*Material shown*.

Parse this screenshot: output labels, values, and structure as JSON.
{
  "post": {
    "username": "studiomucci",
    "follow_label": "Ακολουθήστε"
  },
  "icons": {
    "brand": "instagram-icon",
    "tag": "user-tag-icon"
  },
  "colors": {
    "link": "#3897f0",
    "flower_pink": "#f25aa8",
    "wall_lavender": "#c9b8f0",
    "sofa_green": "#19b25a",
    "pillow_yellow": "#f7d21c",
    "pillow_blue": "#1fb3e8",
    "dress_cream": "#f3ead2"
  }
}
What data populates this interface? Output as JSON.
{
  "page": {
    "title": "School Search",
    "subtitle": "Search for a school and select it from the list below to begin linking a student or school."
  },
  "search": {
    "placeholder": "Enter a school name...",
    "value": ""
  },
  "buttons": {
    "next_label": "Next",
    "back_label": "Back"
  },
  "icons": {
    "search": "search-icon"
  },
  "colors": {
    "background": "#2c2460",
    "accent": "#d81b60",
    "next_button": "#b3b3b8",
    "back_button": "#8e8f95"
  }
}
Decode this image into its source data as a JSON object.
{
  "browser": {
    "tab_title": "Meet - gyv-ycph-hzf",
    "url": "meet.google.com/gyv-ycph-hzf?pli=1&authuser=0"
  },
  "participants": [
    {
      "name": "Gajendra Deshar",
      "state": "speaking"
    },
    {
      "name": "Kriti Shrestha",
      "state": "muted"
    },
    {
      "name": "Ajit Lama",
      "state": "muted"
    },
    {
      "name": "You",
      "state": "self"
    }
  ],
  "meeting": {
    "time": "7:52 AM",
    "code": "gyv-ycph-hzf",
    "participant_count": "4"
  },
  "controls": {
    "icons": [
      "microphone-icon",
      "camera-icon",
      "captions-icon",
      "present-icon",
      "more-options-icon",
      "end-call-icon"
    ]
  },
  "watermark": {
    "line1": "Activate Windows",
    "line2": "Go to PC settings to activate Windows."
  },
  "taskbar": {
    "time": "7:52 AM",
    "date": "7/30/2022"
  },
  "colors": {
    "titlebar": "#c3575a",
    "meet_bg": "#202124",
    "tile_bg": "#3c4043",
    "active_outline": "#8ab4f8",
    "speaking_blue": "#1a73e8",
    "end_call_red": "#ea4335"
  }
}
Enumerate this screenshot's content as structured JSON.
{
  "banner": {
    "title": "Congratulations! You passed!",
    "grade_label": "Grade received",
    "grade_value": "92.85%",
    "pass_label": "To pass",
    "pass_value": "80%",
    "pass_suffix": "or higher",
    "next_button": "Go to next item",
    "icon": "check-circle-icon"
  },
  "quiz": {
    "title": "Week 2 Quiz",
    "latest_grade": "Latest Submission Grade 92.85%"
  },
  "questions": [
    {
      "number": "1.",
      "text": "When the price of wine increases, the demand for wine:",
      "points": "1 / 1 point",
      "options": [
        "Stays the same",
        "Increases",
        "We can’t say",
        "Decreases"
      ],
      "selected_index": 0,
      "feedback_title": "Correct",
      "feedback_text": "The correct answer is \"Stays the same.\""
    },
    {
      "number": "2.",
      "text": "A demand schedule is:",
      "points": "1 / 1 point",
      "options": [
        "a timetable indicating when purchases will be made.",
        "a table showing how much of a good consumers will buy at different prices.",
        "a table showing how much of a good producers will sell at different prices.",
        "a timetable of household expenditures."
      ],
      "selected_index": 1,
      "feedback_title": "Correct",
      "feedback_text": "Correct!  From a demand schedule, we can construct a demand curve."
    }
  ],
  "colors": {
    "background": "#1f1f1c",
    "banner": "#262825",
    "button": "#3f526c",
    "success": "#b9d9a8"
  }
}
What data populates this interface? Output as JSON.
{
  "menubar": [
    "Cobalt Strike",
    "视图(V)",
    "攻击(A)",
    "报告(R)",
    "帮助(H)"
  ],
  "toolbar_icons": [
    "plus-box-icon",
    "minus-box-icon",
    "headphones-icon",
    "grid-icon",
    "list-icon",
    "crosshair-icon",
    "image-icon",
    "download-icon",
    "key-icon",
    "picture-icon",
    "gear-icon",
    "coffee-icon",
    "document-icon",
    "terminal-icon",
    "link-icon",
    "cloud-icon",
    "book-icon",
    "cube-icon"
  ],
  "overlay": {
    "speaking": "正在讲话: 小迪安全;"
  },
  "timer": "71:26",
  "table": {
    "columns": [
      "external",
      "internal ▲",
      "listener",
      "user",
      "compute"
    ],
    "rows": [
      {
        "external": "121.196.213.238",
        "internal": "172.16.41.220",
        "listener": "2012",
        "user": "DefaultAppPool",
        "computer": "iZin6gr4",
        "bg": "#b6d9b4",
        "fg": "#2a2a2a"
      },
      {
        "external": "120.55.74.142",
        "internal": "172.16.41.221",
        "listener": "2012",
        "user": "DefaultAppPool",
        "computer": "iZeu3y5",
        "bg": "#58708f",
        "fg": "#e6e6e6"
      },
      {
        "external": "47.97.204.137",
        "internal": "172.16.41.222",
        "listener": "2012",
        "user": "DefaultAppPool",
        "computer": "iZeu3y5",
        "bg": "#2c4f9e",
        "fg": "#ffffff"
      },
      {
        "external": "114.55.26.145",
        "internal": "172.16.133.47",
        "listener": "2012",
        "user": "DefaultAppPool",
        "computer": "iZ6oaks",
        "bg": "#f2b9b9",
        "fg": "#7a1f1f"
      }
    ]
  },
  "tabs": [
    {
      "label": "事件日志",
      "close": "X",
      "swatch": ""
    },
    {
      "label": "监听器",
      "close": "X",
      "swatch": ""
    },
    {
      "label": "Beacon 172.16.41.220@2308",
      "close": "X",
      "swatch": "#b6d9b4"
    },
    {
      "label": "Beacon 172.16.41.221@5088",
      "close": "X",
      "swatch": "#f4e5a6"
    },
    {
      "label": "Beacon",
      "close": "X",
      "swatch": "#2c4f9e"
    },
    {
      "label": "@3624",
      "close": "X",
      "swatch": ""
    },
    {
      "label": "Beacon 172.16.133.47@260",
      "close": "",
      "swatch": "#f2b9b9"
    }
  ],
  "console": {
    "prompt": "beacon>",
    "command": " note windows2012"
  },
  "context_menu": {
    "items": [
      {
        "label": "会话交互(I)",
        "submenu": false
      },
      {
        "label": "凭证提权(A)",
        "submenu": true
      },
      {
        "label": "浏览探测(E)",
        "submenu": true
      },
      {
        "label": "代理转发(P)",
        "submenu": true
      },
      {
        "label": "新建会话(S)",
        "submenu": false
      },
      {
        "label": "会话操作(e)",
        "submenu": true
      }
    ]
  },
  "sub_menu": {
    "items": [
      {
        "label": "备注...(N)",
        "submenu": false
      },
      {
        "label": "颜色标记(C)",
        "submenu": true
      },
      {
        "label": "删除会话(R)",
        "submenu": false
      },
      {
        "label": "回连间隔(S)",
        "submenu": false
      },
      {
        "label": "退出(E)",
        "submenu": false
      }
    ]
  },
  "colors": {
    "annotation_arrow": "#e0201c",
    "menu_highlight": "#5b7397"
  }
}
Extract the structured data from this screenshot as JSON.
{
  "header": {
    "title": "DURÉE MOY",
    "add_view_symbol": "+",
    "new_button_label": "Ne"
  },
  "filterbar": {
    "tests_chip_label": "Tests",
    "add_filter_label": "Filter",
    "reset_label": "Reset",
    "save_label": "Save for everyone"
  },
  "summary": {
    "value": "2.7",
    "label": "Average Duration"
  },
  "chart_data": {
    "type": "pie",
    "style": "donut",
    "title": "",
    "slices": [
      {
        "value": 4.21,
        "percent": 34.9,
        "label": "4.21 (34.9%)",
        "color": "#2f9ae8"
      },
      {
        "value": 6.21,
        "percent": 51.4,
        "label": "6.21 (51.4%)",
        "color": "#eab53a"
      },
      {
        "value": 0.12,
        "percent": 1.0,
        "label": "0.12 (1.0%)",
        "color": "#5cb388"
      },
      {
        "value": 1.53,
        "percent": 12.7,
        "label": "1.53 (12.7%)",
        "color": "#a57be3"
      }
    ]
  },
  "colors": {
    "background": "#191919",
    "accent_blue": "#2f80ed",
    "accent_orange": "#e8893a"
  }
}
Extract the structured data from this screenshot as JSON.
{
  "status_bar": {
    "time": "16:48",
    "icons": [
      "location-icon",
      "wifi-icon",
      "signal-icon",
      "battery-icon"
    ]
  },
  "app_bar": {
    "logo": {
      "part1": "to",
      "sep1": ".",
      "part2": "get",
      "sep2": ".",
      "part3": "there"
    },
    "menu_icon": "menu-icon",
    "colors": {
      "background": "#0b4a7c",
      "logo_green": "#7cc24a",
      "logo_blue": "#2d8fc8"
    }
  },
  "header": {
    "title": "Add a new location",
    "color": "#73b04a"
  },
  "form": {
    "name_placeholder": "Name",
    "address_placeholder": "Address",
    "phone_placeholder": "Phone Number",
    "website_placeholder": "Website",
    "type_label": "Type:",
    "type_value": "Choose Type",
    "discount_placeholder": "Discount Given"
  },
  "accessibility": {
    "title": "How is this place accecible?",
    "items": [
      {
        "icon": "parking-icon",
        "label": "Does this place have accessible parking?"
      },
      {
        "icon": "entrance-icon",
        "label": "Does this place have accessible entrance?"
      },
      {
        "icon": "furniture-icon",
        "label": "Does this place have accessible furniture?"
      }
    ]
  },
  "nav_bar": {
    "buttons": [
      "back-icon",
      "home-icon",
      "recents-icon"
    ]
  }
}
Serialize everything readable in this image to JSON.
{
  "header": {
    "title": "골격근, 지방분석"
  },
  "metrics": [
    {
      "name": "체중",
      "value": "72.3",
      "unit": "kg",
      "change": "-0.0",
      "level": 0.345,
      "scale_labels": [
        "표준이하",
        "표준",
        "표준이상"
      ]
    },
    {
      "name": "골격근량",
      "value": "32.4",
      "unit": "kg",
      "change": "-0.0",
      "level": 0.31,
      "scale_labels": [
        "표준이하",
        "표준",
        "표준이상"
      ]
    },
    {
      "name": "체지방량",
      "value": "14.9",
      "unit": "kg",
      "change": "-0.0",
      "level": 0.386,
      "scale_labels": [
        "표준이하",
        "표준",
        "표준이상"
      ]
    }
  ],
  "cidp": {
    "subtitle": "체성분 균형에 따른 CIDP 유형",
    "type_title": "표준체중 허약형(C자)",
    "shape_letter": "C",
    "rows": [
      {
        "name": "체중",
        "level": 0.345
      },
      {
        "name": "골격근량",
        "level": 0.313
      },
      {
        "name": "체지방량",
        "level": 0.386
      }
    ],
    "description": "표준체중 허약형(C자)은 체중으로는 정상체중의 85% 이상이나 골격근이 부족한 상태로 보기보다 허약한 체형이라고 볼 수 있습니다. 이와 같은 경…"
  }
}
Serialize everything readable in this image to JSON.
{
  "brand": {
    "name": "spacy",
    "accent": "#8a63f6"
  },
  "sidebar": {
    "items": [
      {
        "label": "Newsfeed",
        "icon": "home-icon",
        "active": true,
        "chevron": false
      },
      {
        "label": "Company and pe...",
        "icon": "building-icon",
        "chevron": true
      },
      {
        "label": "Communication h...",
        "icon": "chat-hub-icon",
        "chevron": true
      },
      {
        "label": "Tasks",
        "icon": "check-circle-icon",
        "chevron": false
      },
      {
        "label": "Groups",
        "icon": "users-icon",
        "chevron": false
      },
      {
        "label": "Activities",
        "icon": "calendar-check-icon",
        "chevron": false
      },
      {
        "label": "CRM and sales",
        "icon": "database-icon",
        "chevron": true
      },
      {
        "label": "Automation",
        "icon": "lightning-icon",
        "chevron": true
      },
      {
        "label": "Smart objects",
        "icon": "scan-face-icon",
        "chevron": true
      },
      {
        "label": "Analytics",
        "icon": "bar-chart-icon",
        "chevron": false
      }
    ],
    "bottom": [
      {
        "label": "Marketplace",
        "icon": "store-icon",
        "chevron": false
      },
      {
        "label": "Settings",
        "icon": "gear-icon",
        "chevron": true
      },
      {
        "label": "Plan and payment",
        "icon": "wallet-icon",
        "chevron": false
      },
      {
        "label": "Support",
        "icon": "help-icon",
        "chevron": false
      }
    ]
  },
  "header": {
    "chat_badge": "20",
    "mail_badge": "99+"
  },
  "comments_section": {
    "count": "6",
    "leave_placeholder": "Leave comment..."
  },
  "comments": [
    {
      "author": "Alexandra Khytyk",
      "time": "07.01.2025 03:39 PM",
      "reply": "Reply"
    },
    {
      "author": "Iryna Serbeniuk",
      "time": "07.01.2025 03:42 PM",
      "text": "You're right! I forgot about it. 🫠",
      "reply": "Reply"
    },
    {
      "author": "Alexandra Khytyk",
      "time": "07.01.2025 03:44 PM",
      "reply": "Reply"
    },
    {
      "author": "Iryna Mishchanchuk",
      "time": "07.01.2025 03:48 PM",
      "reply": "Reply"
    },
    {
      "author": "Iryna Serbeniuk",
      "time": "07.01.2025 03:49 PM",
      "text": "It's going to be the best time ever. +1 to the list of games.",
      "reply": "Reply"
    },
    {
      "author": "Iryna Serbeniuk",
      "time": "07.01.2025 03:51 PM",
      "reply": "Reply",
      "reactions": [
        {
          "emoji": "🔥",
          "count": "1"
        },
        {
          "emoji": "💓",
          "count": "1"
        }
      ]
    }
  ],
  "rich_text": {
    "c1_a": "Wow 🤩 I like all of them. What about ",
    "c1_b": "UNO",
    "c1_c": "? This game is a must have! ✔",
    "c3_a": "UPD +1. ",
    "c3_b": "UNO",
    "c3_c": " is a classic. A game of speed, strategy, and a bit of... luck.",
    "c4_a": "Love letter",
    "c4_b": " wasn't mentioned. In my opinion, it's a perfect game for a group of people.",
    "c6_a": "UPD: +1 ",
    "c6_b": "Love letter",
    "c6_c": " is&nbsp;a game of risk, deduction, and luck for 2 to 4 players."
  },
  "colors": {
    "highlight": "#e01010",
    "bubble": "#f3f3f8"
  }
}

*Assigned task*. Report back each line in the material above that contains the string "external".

*Finished task*.
      "external",
        "external": "121.196.213.238",
        "external": "120.55.74.142",
        "external": "47.97.204.137",
        "external": "114.55.26.145",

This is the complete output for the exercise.